Safety and Health Professionals

Musculoskeletal disorders (MSDs) are a significant problem. But, they could be prevented or greatly reduced by complying with existing safety and health law and following guidance on good practice.


The main features of MSD prevention are already recognised in European directives, Member States regulations and good practice.

Prevention

Risk assessment can help to identify the workplace hazards and who is at risk, to decide on adequate preventive measures and risk monitoring.

Assessment should be based on a holistic approach and the total load on the body should be considered. Normally there is no single factor that causes MSDs — for example, manual handling alone is rarely the cause of back pain: there are many other factors that may contribute to its development, such as stress, vibration, cold and work organisation.

Therefore, it is very important to assess the full range of MSD risks and to address them in a comprehensive way. The risk assessment must be completed by a set of appropriate actions targeted to elimination, where possible, or reduction of the risks to musculoskeletal system. When deciding on preventive actions, a wide range of possible changes should be considered:

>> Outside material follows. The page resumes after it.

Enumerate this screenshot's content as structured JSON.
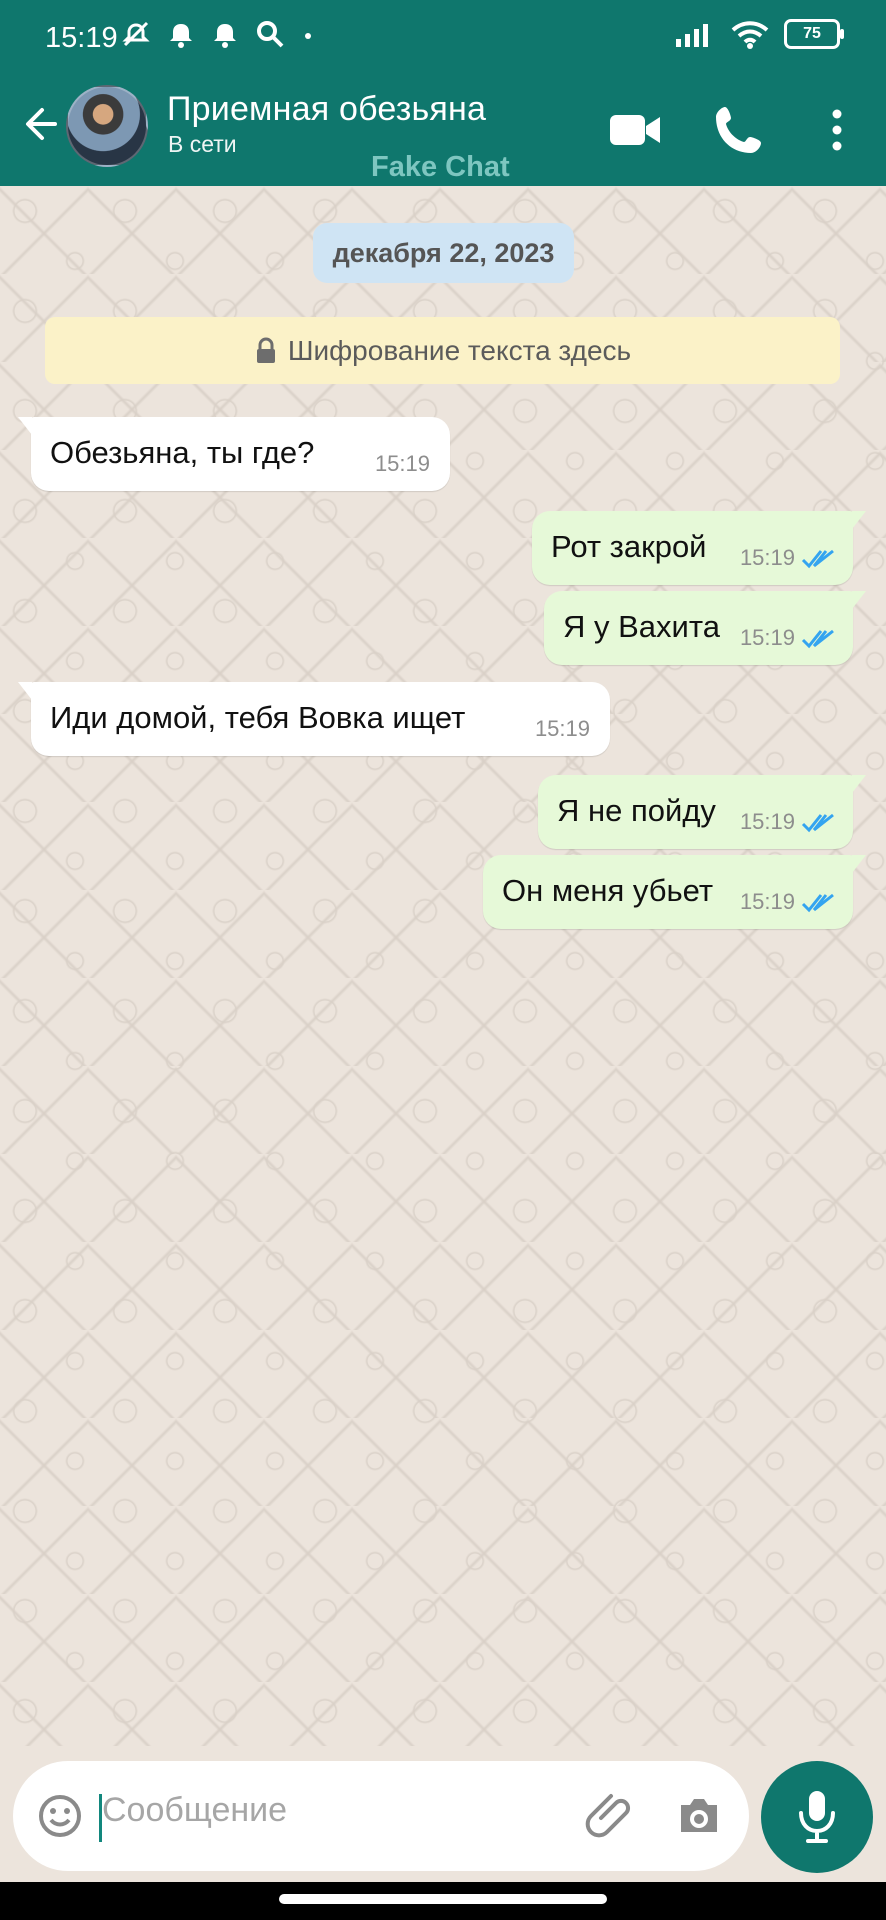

  • workplace — for example, can the layout be improved to avoid workers performing tasks requiring high force applications in awkward, static working postures?
  • work equipment — for example, are tools ergonomically designed? Can powered tools be used to reduce the force required for a task? Will the use of such tools increase exposure to hand or arm vibration?
  • workers — they must be trained to increase their awareness of ergonomic factors and to recognise and avoid unsafe working conditions. Furthermore, workers must be convinced why it is important to pay attention to prevention and what happens if this is neglected. They should also be made aware of the benefits of adopting good practices and work methods in terms of reduced suffering and no lost wages;
  • work task — one of the most important requirements is to reduce the physical demands of the job by decreasing the levels of force, repetition, awkward postures and/or vibration. This often necessitates the use of new tools or working methods;
  • work management — for example, by planning the work better or implementing safe systems of work. It may be possible to reallocate tasks between workers to reduce repeated motions, forceful hand exertions, and prolonged bending and twisting;
  • at the organisational level —  practical solutions include developing appropriate work/rest ratios to reduce fatigue, organising breaks and rotating jobs. At the corporate level, adoption of a policy to develop a strong safety culture should be promoted to gain higher top-level commitment and involvement in identifying and controlling MSDs risk factors, and to improve safety and surveillance measures.

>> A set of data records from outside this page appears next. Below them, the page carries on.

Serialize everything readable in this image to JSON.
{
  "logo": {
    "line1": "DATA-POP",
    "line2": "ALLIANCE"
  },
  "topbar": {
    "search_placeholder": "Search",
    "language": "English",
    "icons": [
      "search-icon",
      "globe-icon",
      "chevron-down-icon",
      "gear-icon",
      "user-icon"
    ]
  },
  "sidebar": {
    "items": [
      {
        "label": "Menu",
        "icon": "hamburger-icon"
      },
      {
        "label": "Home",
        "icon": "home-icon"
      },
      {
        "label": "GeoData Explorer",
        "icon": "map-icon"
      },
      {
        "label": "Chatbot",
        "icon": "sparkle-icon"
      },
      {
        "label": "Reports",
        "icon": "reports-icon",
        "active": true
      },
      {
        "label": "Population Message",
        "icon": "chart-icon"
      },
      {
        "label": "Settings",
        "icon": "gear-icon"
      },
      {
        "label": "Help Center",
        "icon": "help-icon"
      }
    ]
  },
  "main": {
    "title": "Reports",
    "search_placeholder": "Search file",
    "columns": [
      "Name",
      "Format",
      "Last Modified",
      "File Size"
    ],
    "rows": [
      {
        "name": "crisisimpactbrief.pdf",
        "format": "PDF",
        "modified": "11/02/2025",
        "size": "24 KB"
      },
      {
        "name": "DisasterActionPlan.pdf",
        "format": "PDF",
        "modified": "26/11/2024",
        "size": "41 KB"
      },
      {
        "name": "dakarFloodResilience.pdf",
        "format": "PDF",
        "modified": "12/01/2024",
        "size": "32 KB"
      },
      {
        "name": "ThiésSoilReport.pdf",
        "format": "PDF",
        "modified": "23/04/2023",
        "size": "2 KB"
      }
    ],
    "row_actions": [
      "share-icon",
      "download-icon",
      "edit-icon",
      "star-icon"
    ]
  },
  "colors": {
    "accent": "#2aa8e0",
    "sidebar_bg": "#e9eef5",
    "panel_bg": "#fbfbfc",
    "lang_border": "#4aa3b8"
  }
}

Attention also needs to be paid to:

  • health surveillance;
  • regular training;
  • employee information and consultation and
  • ergonomic work systems.

As well as prevention, experts also have a role to play in the retention, rehabilitation and reintegration of workers who already suffer from MSDs.